French media giant Vivendi Universal, in the midst of trying to sell its U.S. entertainment assets, has unloaded a prime piece of real estate with the $190-million sale of a 35-story skyscraper in Universal City.
The granite-clad office at 10 Universal City Plaza was bought by Boston investment manager Beacon Capital Partners and CarrAmerica Realty Corp., a Washington real estate investment trust.
About half of the 774,240-square-foot building is occupied by Vivendi, which will stay in that space as a tenant. And 30% of the building is occupied by tenants such as Sun Microsystems Inc. and consulting firm Watson Wyatt & Co., said Malcolm O'Donnell, CarrAmerica's managing director for Southern California. It is 20% vacant.
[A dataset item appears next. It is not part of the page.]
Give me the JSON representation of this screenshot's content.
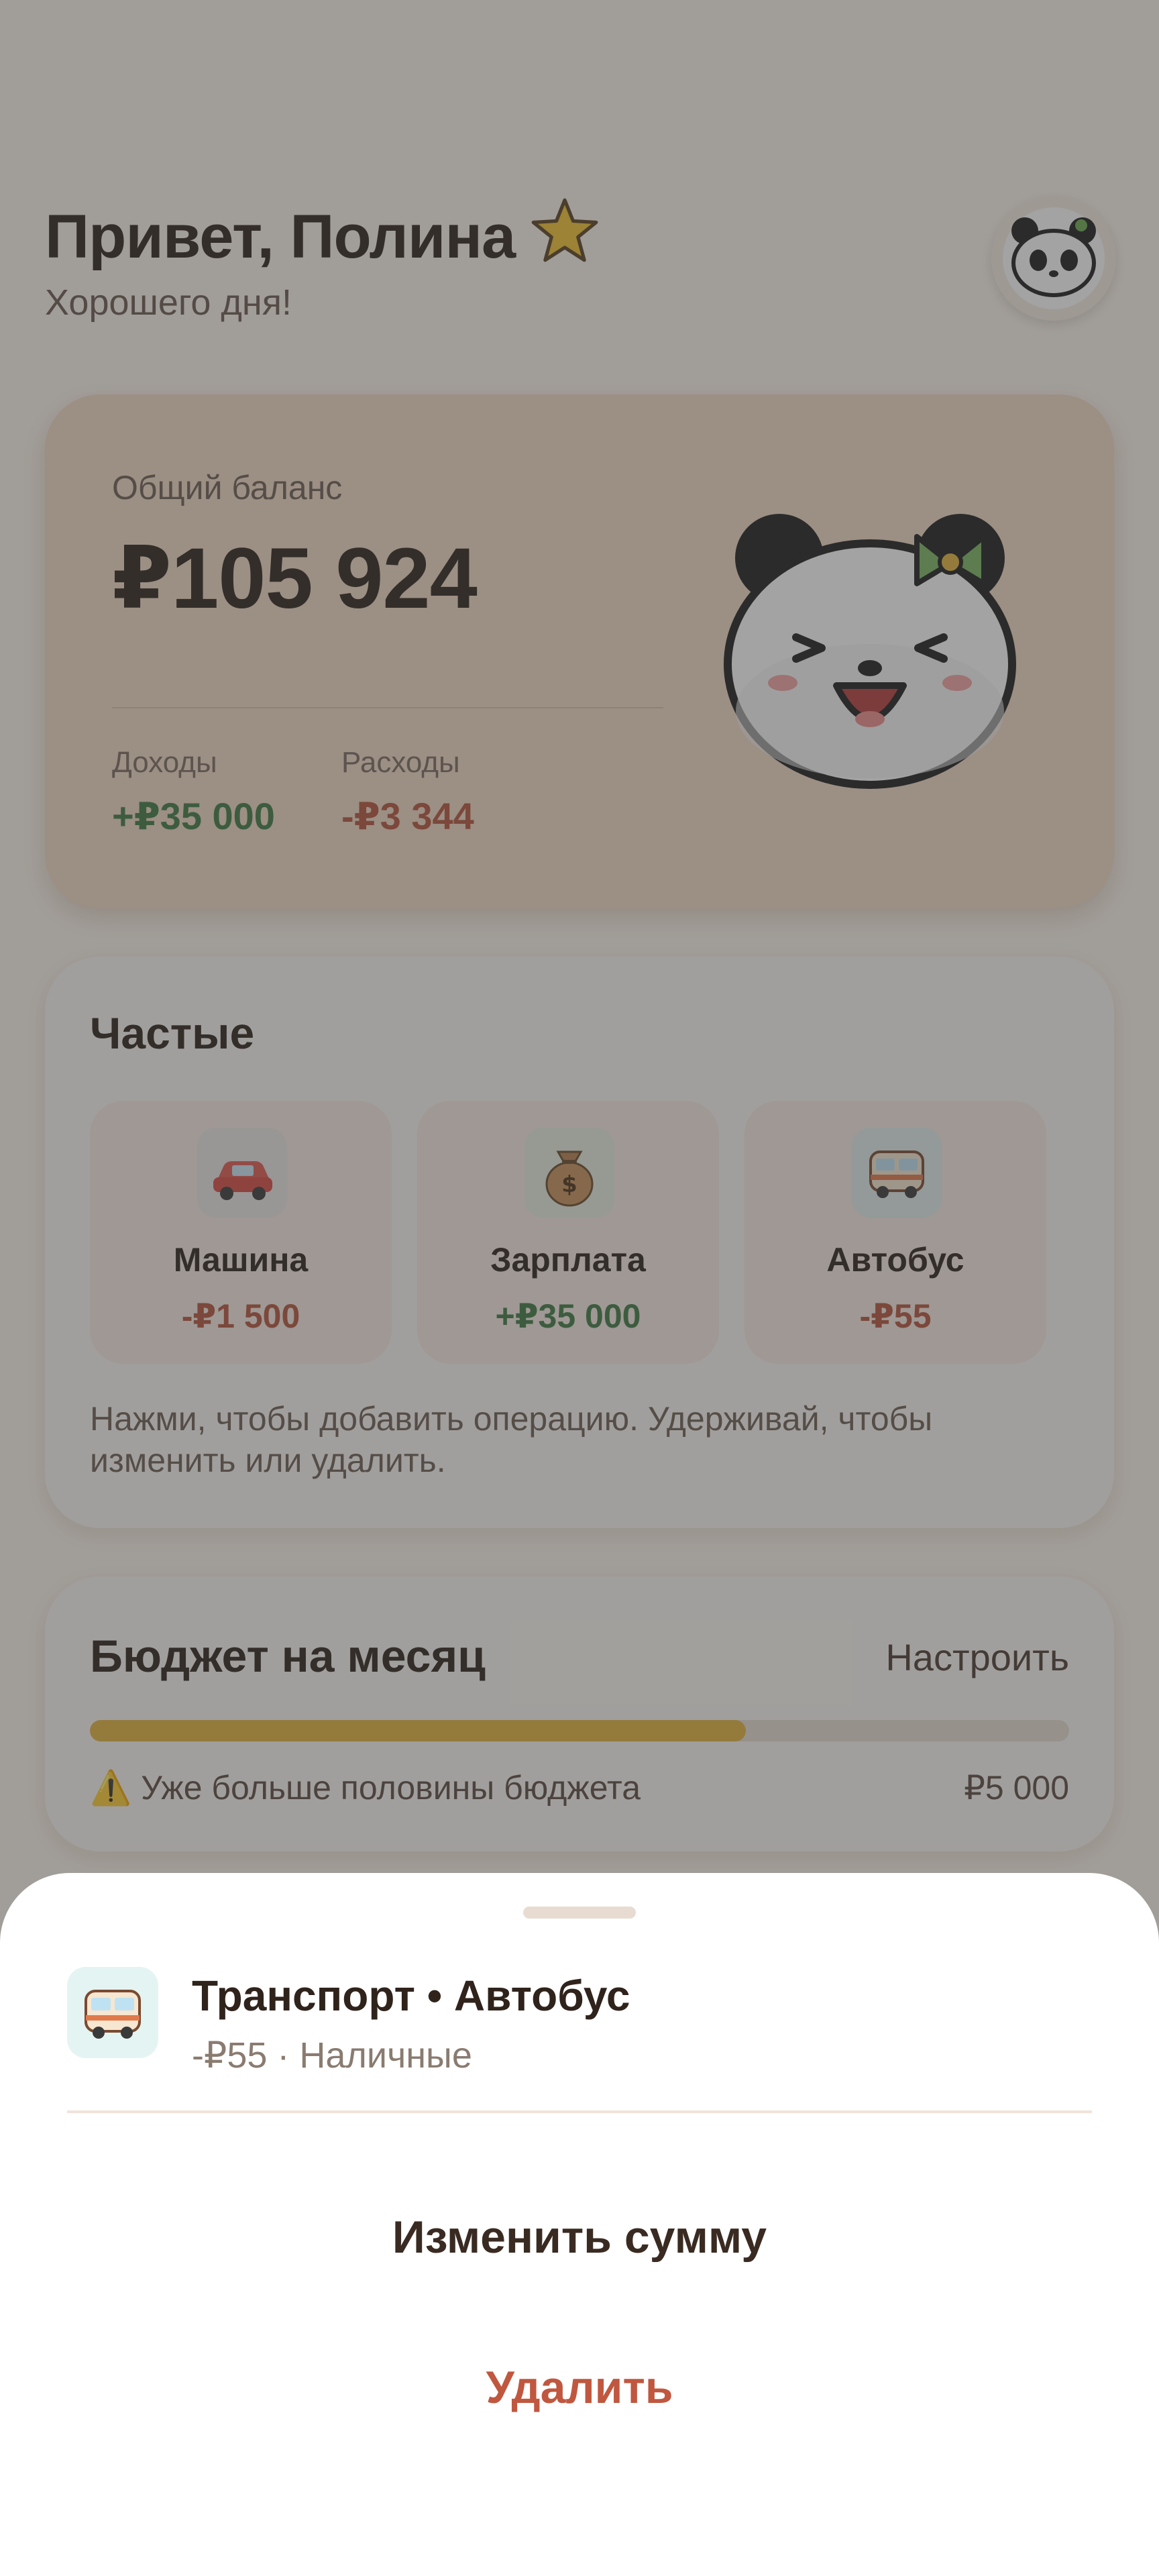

The building designed by Skidmore Owings & Merrill was built in 1984 by Getty Oil Co. and soars over the 423-acre Universal City business complex in the San Fernando Valley.
Competitive negotiations with Vivendi were worth the trouble, said Jeremy Fletcher, chief executive of Beacon Capital Partners West. "It's the best building between downtown L.A. and downtown San Francisco," he said.
The buyers beat out other big investors including New York-based Tishman Speyer Properties, Houston-based Hines and Grossman Co. Properties of Phoenix.
Vivendi also hopes to sell two nearby properties, the Sheraton Universal Hotel and the ground under Universal City Hilton & Towers, real estate sources said.
In a separate transaction, Vivendi has set a Monday deadline for bids to buy the company's U.S. entertainment assets including Universal Studios and the company's theme parks.
The property sale marks a break with tradition, said real estate broker Carl Muhlstein of Cushman & Wakefield.
"The studios -- especially Universal as long as Lew Wasserman was alive -- would never sell an inch," Muhlstein said. Wasserman, the founder of MCA and once considered the most powerful man in Hollywood, died last year.
CarrAmerica owns 3.8 million square feet of office space in Southern California, including 2600 W. Olive Ave. in Burbank, where Walt Disney Co. is the major tenant, O'Donnell said.
Beacon's $3-billion real estate portfolio includes the Trillium office buildings in Woodland Hills and BP Plaza in downtown Los Angeles.